1. Wilson MG, May DS, Kelly JJ. Racial differences in the use of total knee arthroplasty for osteoarthritis among older Americans. Ethn Dis. 1994 Winter;4(1):57-67.
2. Escarce JJ, Epstein KR, Colby DC, Schwartz JS. Racial differences in the elderly’s use of medical procedures and diagnostic tests. Am J Public Health. 1993 Jul;83(7):948-54.
3. Lavery LA, van Houtum WH, Ashry HR, Armstrong DG, Pugh JA. Diabetes-related lower-extremity amputations disproportionately affect Blacks and Mexican Americans. South Med J. 1999 Jun;92(6):593-9.
4. Zhang W, Lyman S, Boutin-Foster C, Parks ML, Pan TJ, Lan A, Ma Y. Racial and Ethnic Disparities in Utilization Rate, Hospital Volume, and Perioperative Outcomes After Total Knee Arthroplasty. J Bone Joint Surg Am. 2016 Aug 3;98(15):1243-52.
5. Dy CJ, Lane JM, Pan TJ, Parks ML, Lyman S. Racial and Socioeconomic Disparities in Hip Fracture Care. J Bone Joint Surg Am. 2016 May 18;98(10):858-65.
6. Feng R, Finkelstein M, Bilal K, Oermann EK, Palese M, Caridi J. Trends and Disparities in Cervical Spine Fusion Procedures Utilization in the New York State. Spine (Phila Pa 1976).) 2018 May 15;43(10):E601-6.
7. Raad M, Puvanesarajah V, Wang KY, McDaniel CM, Srikumaran U, Levin AS, Morris CD. Do Disparities in Wait Times to Operative Fixation for Pathologic Fractures of the Long Bones and 30-day Complications Exist Between Black and White Patients? A Study Using the NSQIP Database. Clin Orthop Relat Res. 2021 Aug 6.
8. Dodwell E, Wright J, Widmann R, Edobor-Osula F, Pan TJ, Lyman S. Socioeconomic Factors Are Associated With Trends in Treatment of Pediatric Femoral Shaft Fractures, and Subsequent Implant Removal in New York State. J Pediatr Orthop. 2016 Jul-Aug;36(5):459-64.
9. Bosco JA. We stand with you. AAOS Now. 2020. Accesse d 2021 Sep 7. https://www.aaos.org/aaosnow/2020/jun/diversity/we-stand-with-you/
10. Statement from JBJS. J Bone Joint Surg Am. 2020 Aug 5;102(15):1296.
11. Learmonth ID, Young C, Rorabeck C. The operation of the century: total hip replacement. Lancet. 2007 Oct 27;370(9597):1508-19.
12. Hausmann LR, Mor M, Hanusa BH, Zickmund S, Cohen PZ, Grant R, Kresevic DM, Gordon HS, Ling BS, Kwoh CK, Ibrahim SA. The effect of patient race on total joint replacement recommendations and utilization in the orthopedic setting. J Gen Intern Med. 2010 Sep;25(9):982-8.
13. Lavernia CJ, Alcerro JC, Rossi MD. Fear in arthroplasty surgery: the role of race. Clin Orthop Relat Res. 2010 Feb;468(2):547-54.
14. Ang DC, Monahan PO, Cronan TA. Understanding ethnic disparities in the use of total joint arthroplasty: application of the health belief model. Arthritis Rheum. 2008 Jan 15;59(1):102-8.

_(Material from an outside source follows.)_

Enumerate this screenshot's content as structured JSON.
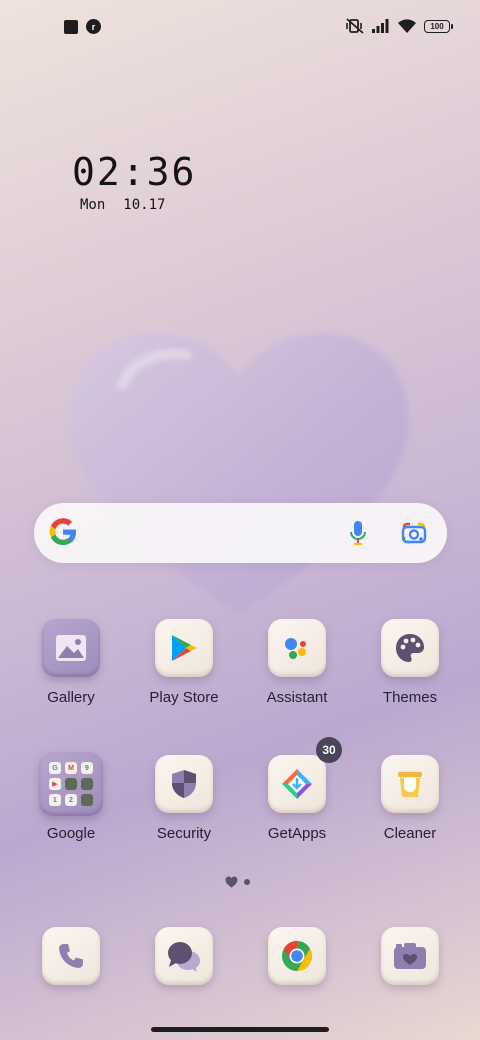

15. Ibrahim SA, Blum M, Lee GC, Mooar P, Medvedeva E, Collier A, Richardson D. Effect of a Decision Aid on Access to Total Knee Replacement for Black Patients With Osteoarthritis of the Knee: A Randomized Clinical Trial. JAMA Surg. 2017 Jan 18;152(1):e164225.
16. Laveist TA, Nuru-Jeter A. Is doctor-patient race concordance associated with greater satisfaction with care? J Health Soc Behav. 2002 Sep;43(3):296-306.
17. Okike K, Utuk ME, White AA. Racial and ethnic diversity in orthopaedic surgery residency programs. J Bone Joint Surg Am. 2011 Sep 21;93(18):e107.